<<<<

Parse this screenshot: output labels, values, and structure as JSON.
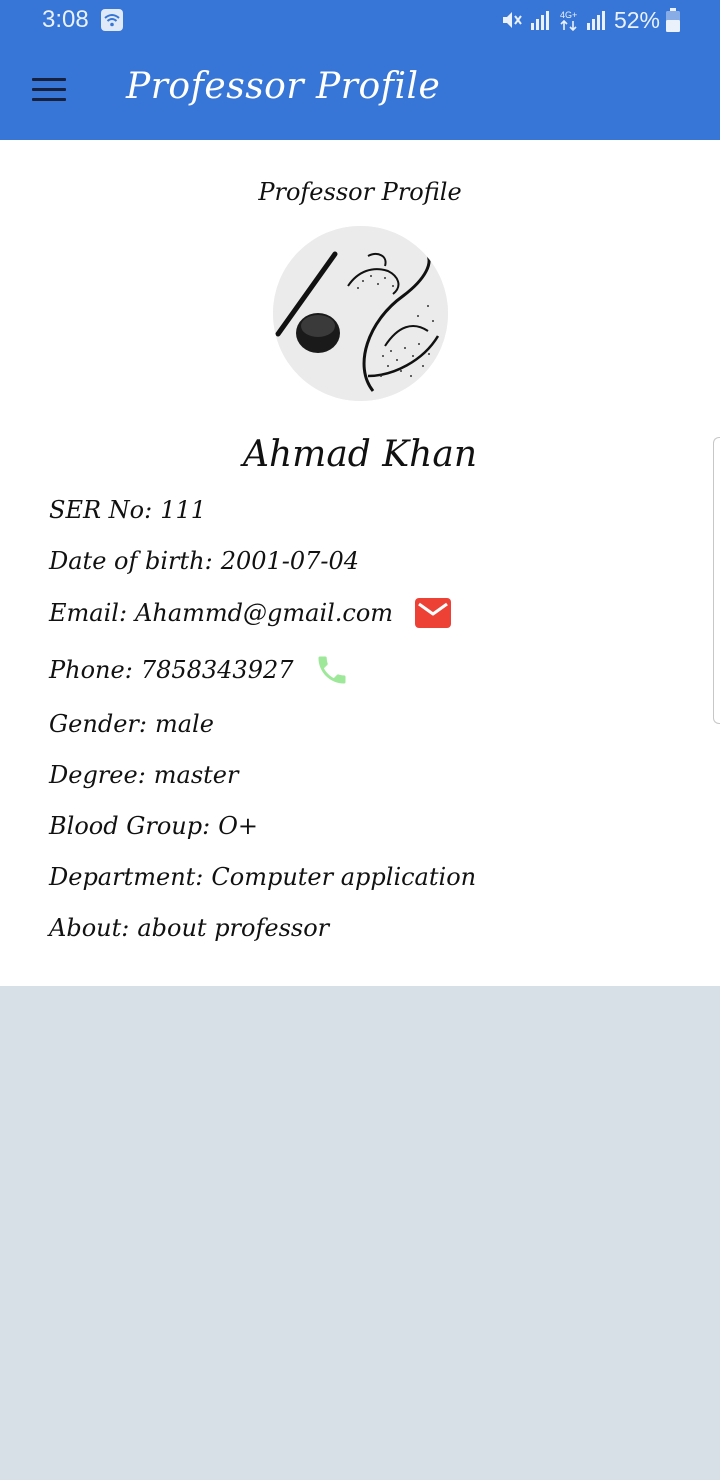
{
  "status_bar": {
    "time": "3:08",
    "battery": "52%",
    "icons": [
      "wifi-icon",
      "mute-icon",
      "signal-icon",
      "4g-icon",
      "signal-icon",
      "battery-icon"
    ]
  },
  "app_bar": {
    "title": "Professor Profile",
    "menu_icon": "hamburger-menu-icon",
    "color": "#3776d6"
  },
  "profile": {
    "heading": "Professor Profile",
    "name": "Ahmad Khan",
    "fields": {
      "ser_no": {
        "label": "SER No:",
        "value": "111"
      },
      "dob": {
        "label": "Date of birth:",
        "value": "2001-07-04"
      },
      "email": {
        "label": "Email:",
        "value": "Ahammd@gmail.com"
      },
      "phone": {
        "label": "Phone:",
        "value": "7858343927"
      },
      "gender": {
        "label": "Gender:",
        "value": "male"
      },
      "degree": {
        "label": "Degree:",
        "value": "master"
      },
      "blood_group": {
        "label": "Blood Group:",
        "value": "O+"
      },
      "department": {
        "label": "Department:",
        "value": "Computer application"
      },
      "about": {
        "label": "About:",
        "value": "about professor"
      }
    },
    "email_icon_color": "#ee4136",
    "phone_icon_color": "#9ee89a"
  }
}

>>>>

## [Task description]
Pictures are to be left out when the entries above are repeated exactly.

## [Output below]
Parse this screenshot: output labels, values, and structure as JSON.
{
  "status_bar": {
    "time": "3:08",
    "battery": "52%",
    "icons": [
      "wifi-icon",
      "mute-icon",
      "signal-icon",
      "4g-icon",
      "signal-icon",
      "battery-icon"
    ]
  },
  "app_bar": {
    "title": "Professor Profile",
    "menu_icon": "hamburger-menu-icon",
    "color": "#3776d6"
  },
  "profile": {
    "heading": "Professor Profile",
    "name": "Ahmad Khan",
    "fields": {
      "ser_no": {
        "label": "SER No:",
        "value": "111"
      },
      "dob": {
        "label": "Date of birth:",
        "value": "2001-07-04"
      },
      "email": {
        "label": "Email:",
        "value": "Ahammd@gmail.com"
      },
      "phone": {
        "label": "Phone:",
        "value": "7858343927"
      },
      "gender": {
        "label": "Gender:",
        "value": "male"
      },
      "degree": {
        "label": "Degree:",
        "value": "master"
      },
      "blood_group": {
        "label": "Blood Group:",
        "value": "O+"
      },
      "department": {
        "label": "Department:",
        "value": "Computer application"
      },
      "about": {
        "label": "About:",
        "value": "about professor"
      }
    },
    "email_icon_color": "#ee4136",
    "phone_icon_color": "#9ee89a"
  }
}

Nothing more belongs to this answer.